§ Entries from a dataset of interfaces
******

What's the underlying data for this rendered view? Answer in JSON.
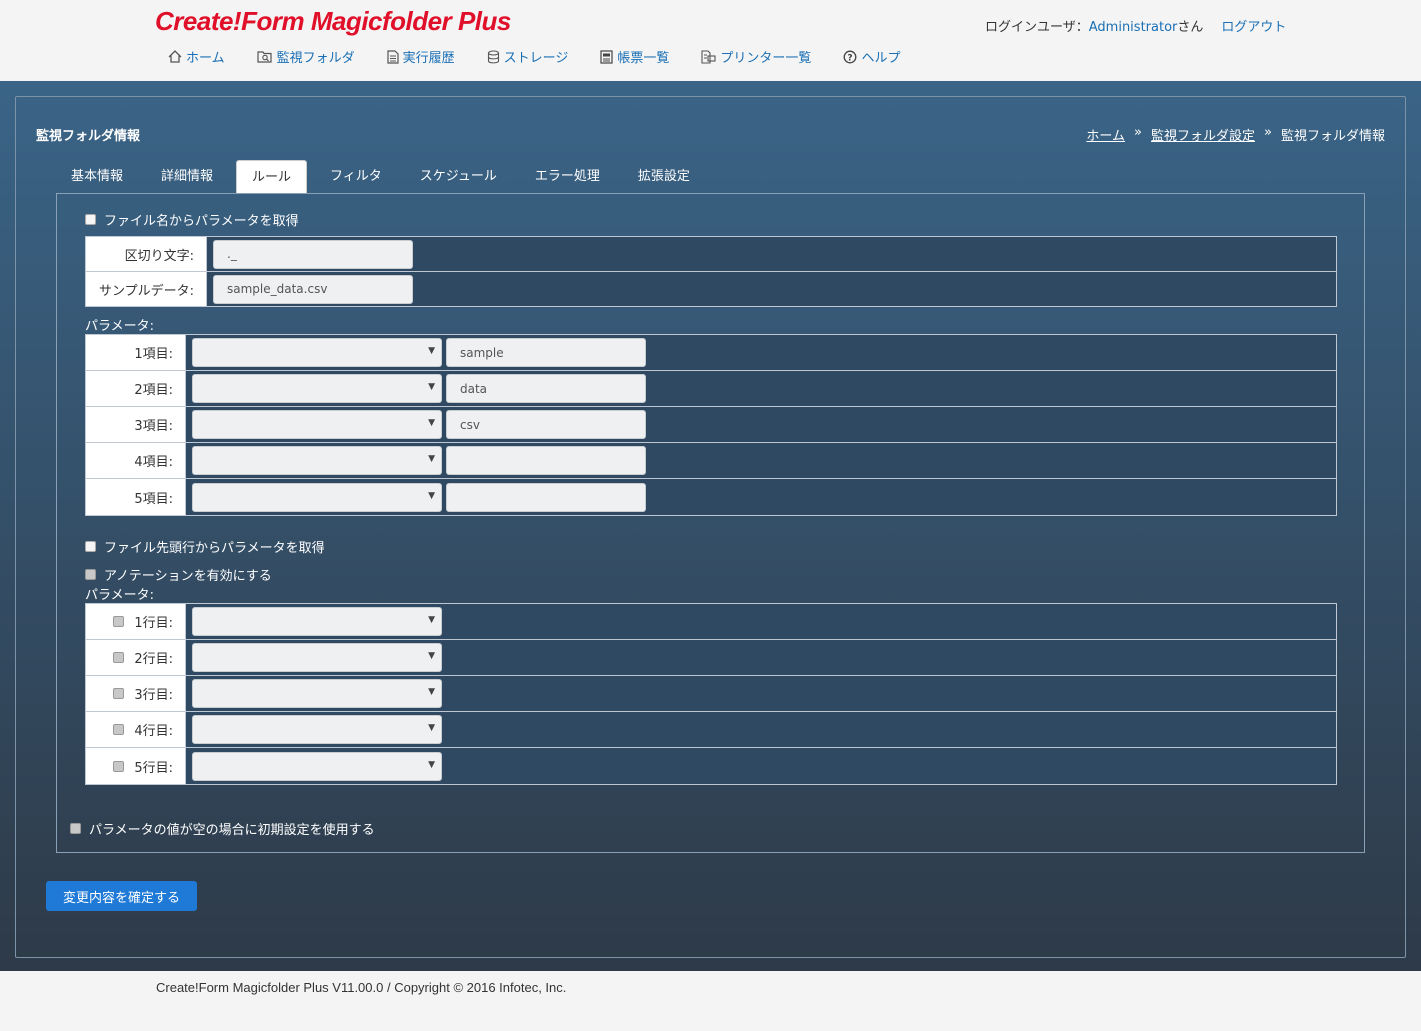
{
  "app": {
    "logo": "Create!Form Magicfolder Plus",
    "login_user_label": "ログインユーザ：",
    "user_name": "Administrator",
    "user_suffix": "さん",
    "logout": "ログアウト"
  },
  "nav": [
    {
      "label": "ホーム",
      "icon": "home-icon"
    },
    {
      "label": "監視フォルダ",
      "icon": "folder-search-icon"
    },
    {
      "label": "実行履歴",
      "icon": "document-icon"
    },
    {
      "label": "ストレージ",
      "icon": "database-icon"
    },
    {
      "label": "帳票一覧",
      "icon": "form-list-icon"
    },
    {
      "label": "プリンター一覧",
      "icon": "printer-icon"
    },
    {
      "label": "ヘルプ",
      "icon": "help-icon"
    }
  ],
  "panel": {
    "title": "監視フォルダ情報",
    "breadcrumb": {
      "home": "ホーム",
      "settings": "監視フォルダ設定",
      "current": "監視フォルダ情報",
      "sep": "»"
    }
  },
  "tabs": [
    {
      "label": "基本情報",
      "active": false
    },
    {
      "label": "詳細情報",
      "active": false
    },
    {
      "label": "ルール",
      "active": true
    },
    {
      "label": "フィルタ",
      "active": false
    },
    {
      "label": "スケジュール",
      "active": false
    },
    {
      "label": "エラー処理",
      "active": false
    },
    {
      "label": "拡張設定",
      "active": false
    }
  ],
  "filename_section": {
    "checkbox_label": "ファイル名からパラメータを取得",
    "delimiter_label": "区切り文字:",
    "delimiter_value": "._",
    "sample_label": "サンプルデータ:",
    "sample_value": "sample_data.csv",
    "params_label": "パラメータ:",
    "items": [
      {
        "label": "1項目:",
        "select": "",
        "value": "sample"
      },
      {
        "label": "2項目:",
        "select": "",
        "value": "data"
      },
      {
        "label": "3項目:",
        "select": "",
        "value": "csv"
      },
      {
        "label": "4項目:",
        "select": "",
        "value": ""
      },
      {
        "label": "5項目:",
        "select": "",
        "value": ""
      }
    ]
  },
  "header_section": {
    "checkbox_label": "ファイル先頭行からパラメータを取得",
    "annotation_label": "アノテーションを有効にする",
    "params_label": "パラメータ:",
    "rows": [
      {
        "label": "1行目:",
        "select": ""
      },
      {
        "label": "2行目:",
        "select": ""
      },
      {
        "label": "3行目:",
        "select": ""
      },
      {
        "label": "4行目:",
        "select": ""
      },
      {
        "label": "5行目:",
        "select": ""
      }
    ]
  },
  "default_checkbox_label": "パラメータの値が空の場合に初期設定を使用する",
  "submit_label": "変更内容を確定する",
  "footer": "Create!Form Magicfolder Plus V11.00.0 / Copyright © 2016 Infotec, Inc."
}
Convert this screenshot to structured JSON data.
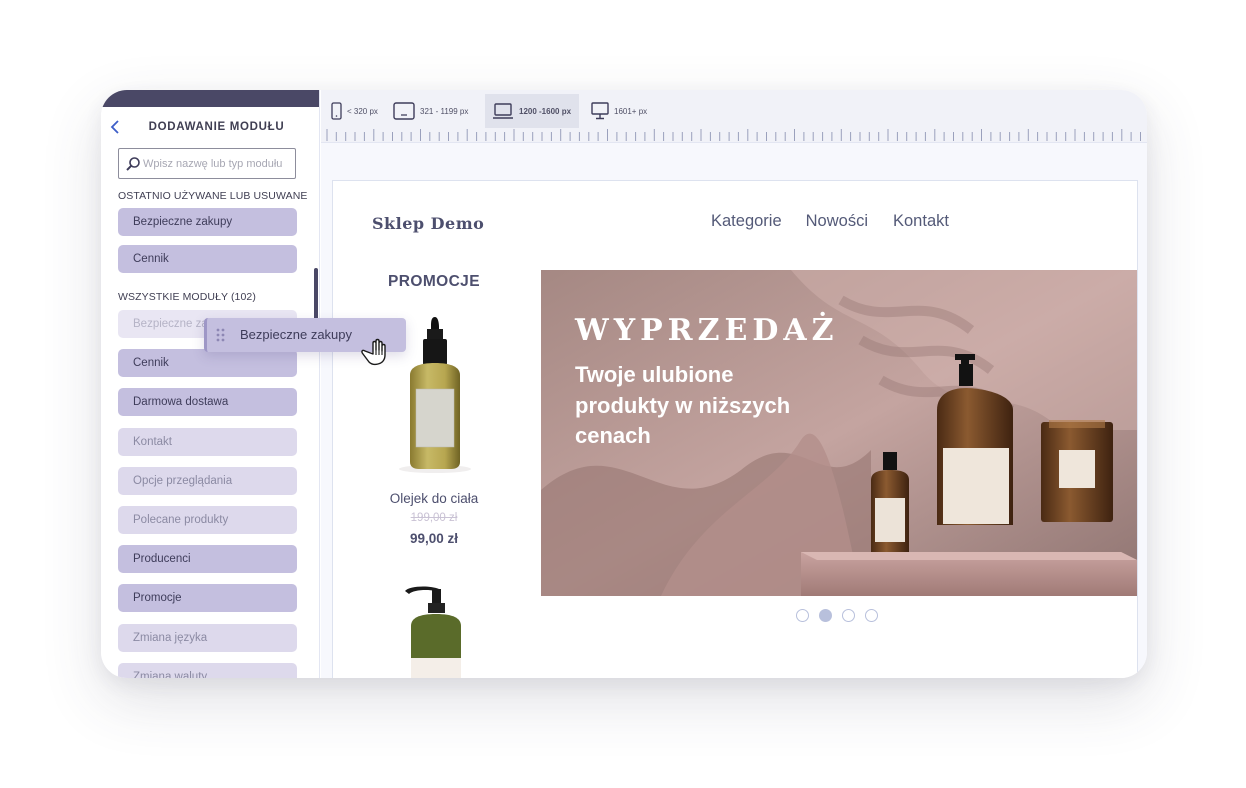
{
  "sidebar": {
    "title": "DODAWANIE MODUŁU",
    "search_placeholder": "Wpisz nazwę lub typ modułu",
    "recent_label": "OSTATNIO UŻYWANE LUB USUWANE",
    "recent_items": [
      {
        "label": "Bezpieczne zakupy"
      },
      {
        "label": "Cennik"
      }
    ],
    "all_label": "WSZYSTKIE MODUŁY (102)",
    "all_items": [
      {
        "label": "Bezpieczne zakupy",
        "state": "ghost"
      },
      {
        "label": "Cennik",
        "state": "active"
      },
      {
        "label": "Darmowa dostawa",
        "state": "active"
      },
      {
        "label": "Kontakt",
        "state": "inactive"
      },
      {
        "label": "Opcje przeglądania",
        "state": "inactive"
      },
      {
        "label": "Polecane produkty",
        "state": "inactive"
      },
      {
        "label": "Producenci",
        "state": "active"
      },
      {
        "label": "Promocje",
        "state": "active"
      },
      {
        "label": "Zmiana języka",
        "state": "inactive"
      },
      {
        "label": "Zmiana waluty",
        "state": "inactive"
      }
    ],
    "dragging_label": "Bezpieczne zakupy"
  },
  "device_bar": {
    "tabs": [
      {
        "label": "< 320 px",
        "icon": "phone-icon"
      },
      {
        "label": "321 - 1199 px",
        "icon": "tablet-icon"
      },
      {
        "label": "1200 -1600 px",
        "icon": "laptop-icon",
        "selected": true
      },
      {
        "label": "1601+ px",
        "icon": "desktop-icon"
      }
    ]
  },
  "preview": {
    "logo": "Sklep Demo",
    "nav": [
      "Kategorie",
      "Nowości",
      "Kontakt"
    ],
    "promo_heading": "PROMOCJE",
    "product": {
      "name": "Olejek do ciała",
      "old_price": "199,00 zł",
      "new_price": "99,00 zł"
    },
    "banner": {
      "title": "WYPRZEDAŻ",
      "subtitle": "Twoje ulubione produkty w niższych cenach"
    },
    "slider": {
      "count": 4,
      "active": 2
    }
  },
  "colors": {
    "sidebar_dark": "#4a4866",
    "module_active": "#c4bfdf",
    "module_inactive": "#ddd9ec",
    "text_dark": "#4d4f6e",
    "accent_blue": "#3e5ec8",
    "banner_pink": "#b8948f"
  }
}
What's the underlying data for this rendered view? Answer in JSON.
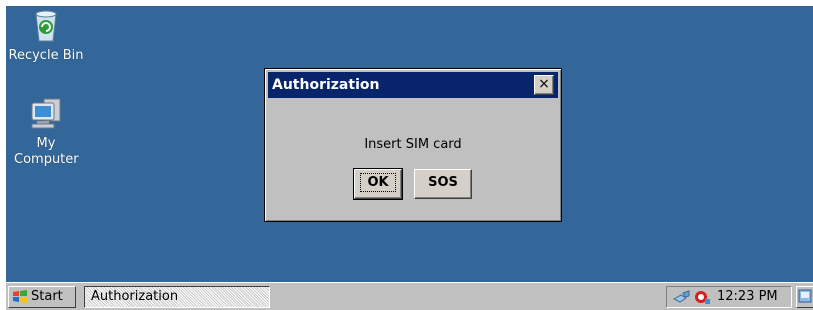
{
  "desktop": {
    "background": "#336699",
    "icons": [
      {
        "label": "Recycle Bin",
        "icon": "recycle-bin-icon"
      },
      {
        "label": "My Computer",
        "icon": "my-computer-icon"
      }
    ]
  },
  "dialog": {
    "title": "Authorization",
    "close_label": "×",
    "message": "Insert SIM card",
    "ok_label": "OK",
    "sos_label": "SOS",
    "title_color": "#08246b"
  },
  "taskbar": {
    "start_label": "Start",
    "task_label": "Authorization",
    "clock": "12:23 PM"
  }
}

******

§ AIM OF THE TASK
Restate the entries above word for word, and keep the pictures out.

§ EXERCISE SOLUTION
What's the underlying data for this rendered view? Answer in JSON.
{
  "app": {
    "logo": "Create!Form Magicfolder Plus",
    "login_user_label": "ログインユーザ：",
    "user_name": "Administrator",
    "user_suffix": "さん",
    "logout": "ログアウト"
  },
  "nav": [
    {
      "label": "ホーム",
      "icon": "home-icon"
    },
    {
      "label": "監視フォルダ",
      "icon": "folder-search-icon"
    },
    {
      "label": "実行履歴",
      "icon": "document-icon"
    },
    {
      "label": "ストレージ",
      "icon": "database-icon"
    },
    {
      "label": "帳票一覧",
      "icon": "form-list-icon"
    },
    {
      "label": "プリンター一覧",
      "icon": "printer-icon"
    },
    {
      "label": "ヘルプ",
      "icon": "help-icon"
    }
  ],
  "panel": {
    "title": "監視フォルダ情報",
    "breadcrumb": {
      "home": "ホーム",
      "settings": "監視フォルダ設定",
      "current": "監視フォルダ情報",
      "sep": "»"
    }
  },
  "tabs": [
    {
      "label": "基本情報",
      "active": false
    },
    {
      "label": "詳細情報",
      "active": false
    },
    {
      "label": "ルール",
      "active": true
    },
    {
      "label": "フィルタ",
      "active": false
    },
    {
      "label": "スケジュール",
      "active": false
    },
    {
      "label": "エラー処理",
      "active": false
    },
    {
      "label": "拡張設定",
      "active": false
    }
  ],
  "filename_section": {
    "checkbox_label": "ファイル名からパラメータを取得",
    "delimiter_label": "区切り文字:",
    "delimiter_value": "._",
    "sample_label": "サンプルデータ:",
    "sample_value": "sample_data.csv",
    "params_label": "パラメータ:",
    "items": [
      {
        "label": "1項目:",
        "select": "",
        "value": "sample"
      },
      {
        "label": "2項目:",
        "select": "",
        "value": "data"
      },
      {
        "label": "3項目:",
        "select": "",
        "value": "csv"
      },
      {
        "label": "4項目:",
        "select": "",
        "value": ""
      },
      {
        "label": "5項目:",
        "select": "",
        "value": ""
      }
    ]
  },
  "header_section": {
    "checkbox_label": "ファイル先頭行からパラメータを取得",
    "annotation_label": "アノテーションを有効にする",
    "params_label": "パラメータ:",
    "rows": [
      {
        "label": "1行目:",
        "select": ""
      },
      {
        "label": "2行目:",
        "select": ""
      },
      {
        "label": "3行目:",
        "select": ""
      },
      {
        "label": "4行目:",
        "select": ""
      },
      {
        "label": "5行目:",
        "select": ""
      }
    ]
  },
  "default_checkbox_label": "パラメータの値が空の場合に初期設定を使用する",
  "submit_label": "変更内容を確定する",
  "footer": "Create!Form Magicfolder Plus V11.00.0 / Copyright © 2016 Infotec, Inc."
}
Convert this screenshot to structured JSON data.
{
  "sidebar": {
    "title": "DODAWANIE MODUŁU",
    "search_placeholder": "Wpisz nazwę lub typ modułu",
    "recent_label": "OSTATNIO UŻYWANE LUB USUWANE",
    "recent_items": [
      {
        "label": "Bezpieczne zakupy"
      },
      {
        "label": "Cennik"
      }
    ],
    "all_label": "WSZYSTKIE MODUŁY (102)",
    "all_items": [
      {
        "label": "Bezpieczne zakupy",
        "state": "ghost"
      },
      {
        "label": "Cennik",
        "state": "active"
      },
      {
        "label": "Darmowa dostawa",
        "state": "active"
      },
      {
        "label": "Kontakt",
        "state": "inactive"
      },
      {
        "label": "Opcje przeglądania",
        "state": "inactive"
      },
      {
        "label": "Polecane produkty",
        "state": "inactive"
      },
      {
        "label": "Producenci",
        "state": "active"
      },
      {
        "label": "Promocje",
        "state": "active"
      },
      {
        "label": "Zmiana języka",
        "state": "inactive"
      },
      {
        "label": "Zmiana waluty",
        "state": "inactive"
      }
    ],
    "dragging_label": "Bezpieczne zakupy"
  },
  "device_bar": {
    "tabs": [
      {
        "label": "< 320 px",
        "icon": "phone-icon"
      },
      {
        "label": "321 - 1199 px",
        "icon": "tablet-icon"
      },
      {
        "label": "1200 -1600 px",
        "icon": "laptop-icon",
        "selected": true
      },
      {
        "label": "1601+ px",
        "icon": "desktop-icon"
      }
    ]
  },
  "preview": {
    "logo": "Sklep Demo",
    "nav": [
      "Kategorie",
      "Nowości",
      "Kontakt"
    ],
    "promo_heading": "PROMOCJE",
    "product": {
      "name": "Olejek do ciała",
      "old_price": "199,00 zł",
      "new_price": "99,00 zł"
    },
    "banner": {
      "title": "WYPRZEDAŻ",
      "subtitle": "Twoje ulubione produkty w niższych cenach"
    },
    "slider": {
      "count": 4,
      "active": 2
    }
  },
  "colors": {
    "sidebar_dark": "#4a4866",
    "module_active": "#c4bfdf",
    "module_inactive": "#ddd9ec",
    "text_dark": "#4d4f6e",
    "accent_blue": "#3e5ec8",
    "banner_pink": "#b8948f"
  }
}
What's the underlying data for this rendered view? Answer in JSON.
{
  "desktop": {
    "background": "#336699",
    "icons": [
      {
        "label": "Recycle Bin",
        "icon": "recycle-bin-icon"
      },
      {
        "label": "My Computer",
        "icon": "my-computer-icon"
      }
    ]
  },
  "dialog": {
    "title": "Authorization",
    "close_label": "×",
    "message": "Insert SIM card",
    "ok_label": "OK",
    "sos_label": "SOS",
    "title_color": "#08246b"
  },
  "taskbar": {
    "start_label": "Start",
    "task_label": "Authorization",
    "clock": "12:23 PM"
  }
}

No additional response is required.